The Atlantic is of course the cradle of imaginary civilisations, all the more imposing and fearsome and aweful for their imaginary status. It is raw water running in huge amounts, the same water that flooded through the gates at Gibraltar and drowned the plain that became the Mediterranean. There are no safe margins by which a ship might sail across the Atlantic forever within sight of civilised land.
The Indian, on the other hand, is the cradle of a hefty chunk of real civilisations, from the east coast of Africa up to the fractured lands we call the Middle East and Mesopotamia, and along the coast of the Indian sub-continent, the central feature of that ocean, and down the Kra peninsula to Singapore and beyond. It ranges from Port Elizabeth in South Africa to Adelaide in South Australia.

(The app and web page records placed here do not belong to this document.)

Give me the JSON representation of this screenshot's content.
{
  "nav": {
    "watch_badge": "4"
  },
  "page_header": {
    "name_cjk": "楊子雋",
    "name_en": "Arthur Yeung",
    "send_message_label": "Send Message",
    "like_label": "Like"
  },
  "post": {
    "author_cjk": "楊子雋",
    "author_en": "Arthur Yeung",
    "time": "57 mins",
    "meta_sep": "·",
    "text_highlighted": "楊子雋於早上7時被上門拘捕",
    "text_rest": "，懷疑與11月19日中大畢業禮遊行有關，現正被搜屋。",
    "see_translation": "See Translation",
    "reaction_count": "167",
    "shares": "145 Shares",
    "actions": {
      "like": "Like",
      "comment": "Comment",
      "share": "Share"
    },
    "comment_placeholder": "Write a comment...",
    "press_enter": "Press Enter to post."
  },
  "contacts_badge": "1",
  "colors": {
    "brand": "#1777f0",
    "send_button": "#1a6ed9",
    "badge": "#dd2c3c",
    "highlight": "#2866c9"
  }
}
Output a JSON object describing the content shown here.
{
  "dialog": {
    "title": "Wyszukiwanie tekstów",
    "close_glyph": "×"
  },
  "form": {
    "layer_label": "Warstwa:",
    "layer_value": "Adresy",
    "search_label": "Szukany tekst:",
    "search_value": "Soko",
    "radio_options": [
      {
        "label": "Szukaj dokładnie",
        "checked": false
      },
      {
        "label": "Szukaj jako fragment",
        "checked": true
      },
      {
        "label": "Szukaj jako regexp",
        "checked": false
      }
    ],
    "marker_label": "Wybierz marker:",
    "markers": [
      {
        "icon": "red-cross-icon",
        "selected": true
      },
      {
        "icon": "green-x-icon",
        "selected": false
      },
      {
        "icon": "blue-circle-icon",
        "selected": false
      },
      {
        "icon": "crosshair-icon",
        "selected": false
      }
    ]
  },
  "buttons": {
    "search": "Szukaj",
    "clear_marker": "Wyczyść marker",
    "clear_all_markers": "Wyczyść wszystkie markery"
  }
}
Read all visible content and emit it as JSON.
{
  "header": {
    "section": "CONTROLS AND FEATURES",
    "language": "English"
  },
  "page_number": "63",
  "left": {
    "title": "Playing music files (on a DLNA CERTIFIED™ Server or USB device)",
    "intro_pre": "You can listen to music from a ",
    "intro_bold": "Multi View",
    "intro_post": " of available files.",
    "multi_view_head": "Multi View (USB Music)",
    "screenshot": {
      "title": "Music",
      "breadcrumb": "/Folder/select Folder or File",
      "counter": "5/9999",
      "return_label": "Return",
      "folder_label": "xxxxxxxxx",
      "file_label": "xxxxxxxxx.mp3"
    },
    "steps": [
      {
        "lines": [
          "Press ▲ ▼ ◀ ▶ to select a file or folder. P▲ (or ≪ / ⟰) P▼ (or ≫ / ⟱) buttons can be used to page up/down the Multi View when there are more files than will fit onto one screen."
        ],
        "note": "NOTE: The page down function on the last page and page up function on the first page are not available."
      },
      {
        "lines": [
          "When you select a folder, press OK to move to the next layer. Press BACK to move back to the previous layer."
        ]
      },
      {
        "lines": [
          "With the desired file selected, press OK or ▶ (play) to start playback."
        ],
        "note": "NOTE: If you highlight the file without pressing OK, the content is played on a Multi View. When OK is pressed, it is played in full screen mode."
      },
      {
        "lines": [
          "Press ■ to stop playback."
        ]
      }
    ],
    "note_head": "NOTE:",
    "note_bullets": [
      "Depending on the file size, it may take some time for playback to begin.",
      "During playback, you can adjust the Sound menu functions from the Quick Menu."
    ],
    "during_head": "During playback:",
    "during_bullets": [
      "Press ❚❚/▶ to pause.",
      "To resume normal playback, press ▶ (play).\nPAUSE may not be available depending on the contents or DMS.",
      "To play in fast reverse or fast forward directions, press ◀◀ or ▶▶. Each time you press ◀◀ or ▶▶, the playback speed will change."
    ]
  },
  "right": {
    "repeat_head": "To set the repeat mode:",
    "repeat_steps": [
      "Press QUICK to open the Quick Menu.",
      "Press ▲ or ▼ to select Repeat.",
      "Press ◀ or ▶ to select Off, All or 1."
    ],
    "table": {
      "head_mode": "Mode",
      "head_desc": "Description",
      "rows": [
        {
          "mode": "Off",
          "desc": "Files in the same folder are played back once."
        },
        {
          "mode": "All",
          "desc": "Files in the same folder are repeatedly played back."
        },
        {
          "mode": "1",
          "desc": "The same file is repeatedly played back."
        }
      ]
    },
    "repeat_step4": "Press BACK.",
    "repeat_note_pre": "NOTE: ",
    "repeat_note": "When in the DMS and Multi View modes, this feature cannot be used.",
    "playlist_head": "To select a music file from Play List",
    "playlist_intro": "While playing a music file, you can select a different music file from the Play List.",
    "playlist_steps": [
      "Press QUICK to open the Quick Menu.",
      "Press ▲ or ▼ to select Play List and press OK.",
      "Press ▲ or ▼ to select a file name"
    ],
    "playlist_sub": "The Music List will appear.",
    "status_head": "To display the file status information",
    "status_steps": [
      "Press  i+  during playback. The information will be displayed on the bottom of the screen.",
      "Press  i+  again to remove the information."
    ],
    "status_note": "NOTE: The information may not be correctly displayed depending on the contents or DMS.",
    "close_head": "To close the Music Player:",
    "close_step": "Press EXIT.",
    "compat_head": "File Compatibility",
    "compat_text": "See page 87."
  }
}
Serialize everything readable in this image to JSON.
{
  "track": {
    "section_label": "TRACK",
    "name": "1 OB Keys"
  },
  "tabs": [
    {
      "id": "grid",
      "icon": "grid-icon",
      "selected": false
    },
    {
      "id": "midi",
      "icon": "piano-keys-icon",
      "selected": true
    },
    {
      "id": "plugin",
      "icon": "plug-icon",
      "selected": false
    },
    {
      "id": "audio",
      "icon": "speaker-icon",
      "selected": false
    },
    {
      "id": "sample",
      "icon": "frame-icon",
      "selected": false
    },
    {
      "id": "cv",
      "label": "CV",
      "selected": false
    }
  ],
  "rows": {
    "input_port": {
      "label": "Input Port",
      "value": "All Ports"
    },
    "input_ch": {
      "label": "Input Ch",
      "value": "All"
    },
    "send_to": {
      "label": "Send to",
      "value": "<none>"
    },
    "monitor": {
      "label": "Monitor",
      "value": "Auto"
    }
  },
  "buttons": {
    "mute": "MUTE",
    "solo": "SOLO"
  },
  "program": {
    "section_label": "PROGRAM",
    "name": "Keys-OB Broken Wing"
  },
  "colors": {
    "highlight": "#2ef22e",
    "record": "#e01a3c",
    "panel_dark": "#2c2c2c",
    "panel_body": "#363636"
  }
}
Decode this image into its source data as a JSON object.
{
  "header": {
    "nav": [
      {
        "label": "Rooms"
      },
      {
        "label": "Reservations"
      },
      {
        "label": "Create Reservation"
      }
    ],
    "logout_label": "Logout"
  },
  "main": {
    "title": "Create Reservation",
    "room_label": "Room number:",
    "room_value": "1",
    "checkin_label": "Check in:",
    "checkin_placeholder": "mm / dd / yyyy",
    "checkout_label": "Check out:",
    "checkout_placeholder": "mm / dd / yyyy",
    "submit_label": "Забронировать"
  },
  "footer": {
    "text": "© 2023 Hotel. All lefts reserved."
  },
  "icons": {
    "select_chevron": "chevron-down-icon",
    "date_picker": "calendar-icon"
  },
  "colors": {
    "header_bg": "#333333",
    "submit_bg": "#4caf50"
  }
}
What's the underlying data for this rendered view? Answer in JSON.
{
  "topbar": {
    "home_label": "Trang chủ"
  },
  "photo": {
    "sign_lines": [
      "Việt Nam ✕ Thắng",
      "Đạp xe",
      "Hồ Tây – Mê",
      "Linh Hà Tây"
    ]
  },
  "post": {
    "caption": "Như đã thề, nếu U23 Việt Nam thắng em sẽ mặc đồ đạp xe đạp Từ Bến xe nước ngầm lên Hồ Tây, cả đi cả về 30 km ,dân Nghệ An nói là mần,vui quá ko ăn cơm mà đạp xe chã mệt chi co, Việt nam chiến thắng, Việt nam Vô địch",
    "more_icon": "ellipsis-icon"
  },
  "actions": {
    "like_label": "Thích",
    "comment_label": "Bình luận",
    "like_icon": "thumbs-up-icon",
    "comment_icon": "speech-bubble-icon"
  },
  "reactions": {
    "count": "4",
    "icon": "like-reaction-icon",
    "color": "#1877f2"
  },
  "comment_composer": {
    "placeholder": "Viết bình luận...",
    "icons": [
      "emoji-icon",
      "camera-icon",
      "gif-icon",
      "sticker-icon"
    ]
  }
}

The Indian is a benign ocean, relatively speaking. This is why trade across the Indian was the most important trade of all for many centuries. The Atlantic is relatively turbulent, and if not for the wholesale theft of the New World's riches to pay for the Old World's luxuries, was not an encouragement to global trade.
Winchester makes one mistake. He points out how European and American talent in the arts and letters were inspired by the Atlantic to develop complex Romanticism. But the question must be asked: What other ocean did the Romantic soul have to write, sing or play music about? In overstating the case, he did his marvelous oceanic subject a great disservice.